Friday, February 1, 2008

Passing Notes in Class: Rude or Required?

"What once were vices are manners now."Seneca

When I was a girl...passing notes or whispering while an instructor spoke was considered not only rude but also disrespectful. These days, such activity is encouraged, at least at many edtech conferences and workshops.

Of course, the best gatherings tend to eschew the terms "teacher" or "instructor" in favor of the more interactive/collaborative "facilitator" or even "co-learner".

The modern equivalent of note-passing might be backchanneling.

This term has wildly varying definitions. Merriam-Webster dates it to 1975: "a secret, unofficial, or irregular means of communication". Since the backchanneling I've observed is hardly secret and often quasi-official, other explanations seem in order.

Wikipedia supplies a number of variations. In telecommunications, backchannel "is typically a low-speed, or less-than-optimal, transmission channel in the opposite direction to the main channel." In business and medicine, it represents "inappropriate organizational practice that involves bypassing recognized or official communication processes." The linguistics version of backchanneling consists of "giving positive comments, such as 'uh-huh' or 'yes' to the other speaker, to encourage further talk or to confirm that one is listening."

But the definition which comes closest to what I've observed is the diplomacy model, "an unofficial channel of communication between states or other political entities used to supplement official channels."
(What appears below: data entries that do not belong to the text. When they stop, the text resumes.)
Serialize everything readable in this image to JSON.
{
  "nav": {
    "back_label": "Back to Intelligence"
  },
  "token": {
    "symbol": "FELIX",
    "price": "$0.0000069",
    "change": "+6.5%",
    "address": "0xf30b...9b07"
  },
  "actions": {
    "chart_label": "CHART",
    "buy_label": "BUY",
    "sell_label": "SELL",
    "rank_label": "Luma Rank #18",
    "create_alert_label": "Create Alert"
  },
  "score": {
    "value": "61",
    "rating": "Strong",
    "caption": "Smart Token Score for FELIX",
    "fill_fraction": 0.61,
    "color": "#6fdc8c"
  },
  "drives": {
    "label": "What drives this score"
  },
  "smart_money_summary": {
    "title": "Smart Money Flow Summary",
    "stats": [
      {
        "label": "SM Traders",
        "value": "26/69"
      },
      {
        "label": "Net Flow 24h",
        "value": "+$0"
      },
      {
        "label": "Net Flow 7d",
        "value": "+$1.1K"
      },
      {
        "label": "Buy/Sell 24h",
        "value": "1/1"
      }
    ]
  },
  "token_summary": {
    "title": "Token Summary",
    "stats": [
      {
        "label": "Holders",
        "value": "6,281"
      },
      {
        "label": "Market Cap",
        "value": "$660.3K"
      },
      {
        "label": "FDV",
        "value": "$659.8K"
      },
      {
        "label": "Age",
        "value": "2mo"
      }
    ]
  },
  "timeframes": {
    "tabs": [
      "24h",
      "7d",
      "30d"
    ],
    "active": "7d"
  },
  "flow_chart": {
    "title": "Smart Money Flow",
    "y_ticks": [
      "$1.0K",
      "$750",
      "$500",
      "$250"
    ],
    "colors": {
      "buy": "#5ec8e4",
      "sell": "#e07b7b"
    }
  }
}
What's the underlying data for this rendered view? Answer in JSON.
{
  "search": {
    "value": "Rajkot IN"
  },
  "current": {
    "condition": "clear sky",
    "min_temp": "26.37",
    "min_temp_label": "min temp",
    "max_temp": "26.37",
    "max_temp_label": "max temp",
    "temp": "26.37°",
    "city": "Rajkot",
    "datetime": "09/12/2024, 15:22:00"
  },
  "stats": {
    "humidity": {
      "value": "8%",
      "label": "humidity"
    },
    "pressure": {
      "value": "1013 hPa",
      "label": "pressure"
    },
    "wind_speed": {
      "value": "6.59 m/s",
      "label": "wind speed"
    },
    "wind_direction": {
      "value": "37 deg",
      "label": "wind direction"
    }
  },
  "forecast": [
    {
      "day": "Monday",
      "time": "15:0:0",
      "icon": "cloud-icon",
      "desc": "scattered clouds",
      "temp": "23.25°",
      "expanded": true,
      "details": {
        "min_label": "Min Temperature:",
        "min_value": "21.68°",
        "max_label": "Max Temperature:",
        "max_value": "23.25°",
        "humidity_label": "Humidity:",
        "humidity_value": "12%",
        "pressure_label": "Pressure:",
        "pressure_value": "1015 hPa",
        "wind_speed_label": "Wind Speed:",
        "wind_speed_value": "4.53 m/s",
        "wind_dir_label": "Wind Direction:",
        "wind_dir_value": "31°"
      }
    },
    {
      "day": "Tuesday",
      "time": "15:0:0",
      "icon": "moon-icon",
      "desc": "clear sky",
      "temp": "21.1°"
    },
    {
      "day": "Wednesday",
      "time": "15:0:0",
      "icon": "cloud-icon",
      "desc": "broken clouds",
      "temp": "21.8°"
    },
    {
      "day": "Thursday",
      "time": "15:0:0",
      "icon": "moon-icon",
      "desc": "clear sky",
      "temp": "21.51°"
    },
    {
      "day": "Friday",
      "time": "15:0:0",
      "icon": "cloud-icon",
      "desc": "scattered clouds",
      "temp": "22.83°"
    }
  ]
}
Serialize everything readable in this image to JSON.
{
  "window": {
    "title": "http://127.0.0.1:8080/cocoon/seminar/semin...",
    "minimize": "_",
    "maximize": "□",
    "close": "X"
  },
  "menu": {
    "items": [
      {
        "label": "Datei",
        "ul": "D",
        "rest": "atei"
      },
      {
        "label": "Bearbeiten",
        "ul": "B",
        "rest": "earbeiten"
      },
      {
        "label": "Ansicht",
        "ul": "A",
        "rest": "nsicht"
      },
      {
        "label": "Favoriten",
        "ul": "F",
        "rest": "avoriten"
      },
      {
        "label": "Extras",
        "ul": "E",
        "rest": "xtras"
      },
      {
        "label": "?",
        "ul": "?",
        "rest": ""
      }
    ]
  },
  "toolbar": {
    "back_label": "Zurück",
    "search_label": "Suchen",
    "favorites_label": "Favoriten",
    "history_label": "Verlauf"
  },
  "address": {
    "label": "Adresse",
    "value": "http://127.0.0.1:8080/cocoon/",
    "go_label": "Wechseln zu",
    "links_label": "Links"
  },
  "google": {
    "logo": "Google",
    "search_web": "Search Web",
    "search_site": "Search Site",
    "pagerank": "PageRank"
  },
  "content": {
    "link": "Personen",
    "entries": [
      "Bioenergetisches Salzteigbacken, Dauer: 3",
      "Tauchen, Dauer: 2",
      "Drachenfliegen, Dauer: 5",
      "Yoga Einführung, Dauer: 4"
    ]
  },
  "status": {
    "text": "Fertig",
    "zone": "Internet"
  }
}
At the recent EduCon, workshop leaders actively solicited input from both real life and virtual attendees. Participants could DM comments and questions (via Twitter), or take part in a backchannel chat set up on the conference site. This method of interaction required that someone monitor incoming messages and relay them to the speaker. Presenters frequently answered queries, clarified points or introduced new discussion threads based on the backchannel conversations. This interactivity served to enhance the experience rather than detract from it.

Backchannel still presents a few problems for me. I find myself unable to equitably divide my attention: either I engage in the chat or focus on the presenter. Competing text, images, and sound are also a challenge. Often, I make a conscious decision to follow the backchannel in real time, then go back to view the UStream of the session (which is usually, though not always, available later) without distraction.

A less frequently mentioned application of backchannel is as an alternative activity when one is forced to endure an uninspiring or irrelevant lecture [which is probably why we passed notes or whispered in class back in the olden days].

I'm beginning to understand the promise of backchannel. So my answer to
DinaE @dmcordell @techicebreaker @garageflowers ok-- now the moral question: is backchanneling rude? or useless? :) :)
is that backchanneling can be both mannerly and useful, depending on when and how it's employed.

To paraphrase John Holt,
"No use to shout at them to pay attention. If the situations, the materials, the problems before the group do not interest them, their attention will slip off to what does interest them, and no amount of exhortation of threats will bring it back."

"Passing Notes" by parislemon


Anonymous said...

Ok, I know this is an old post and you just tweeted it to @tjshay, but I just need to throw my hat in the ring:

If the content is interesting, people listen. If it's not, they don't. Simple as that :-) Interaction usually keeps people paying attention and off the backchannel, but that being said, some people will continue to use it regardless.

The job of the speaker/teacher, is to ensure that the quality of content is that which will reach the highest number of participants with the expectation that some won't listen no matter what.

The key is always this: give them a REASON to listen.

Miss G said...

I am very glad you just revisited this topic! Here's my 2 cents:
It all depends on the content, the participants, and the situation. If the content is engaging, and the participants interested, then the backchannel will become a place of deepening the content. The conversation will be about what is being presented and participants will be given the chance to "think out loud," or so to speak. It opens the door for more possibility, the chance to ask questions as they pop up. Then, it's up to the presenter what to do with it. If the participants are interested in anything but the content, no matter how interesting or engaging, the backchannel will turn into that passing notes, complete with the stray sarcastic comment or two. When I have to "lecture" in class, I present on Google Preso, and my students keep it open on their laptops. Our backchannel is for the sole purpose of sharing thoughts and questions about the content. When kids use it well, it's amazing the type of conversation that results. When kids are "being kids," it can be almost detrimental to the learning process, in fact, almost disastrous. Adults can be the same, as the presenter, you just gotta keep it focused and refocus the group when need be. As the participant, we have to know where to draw the line, and how to model that for our students.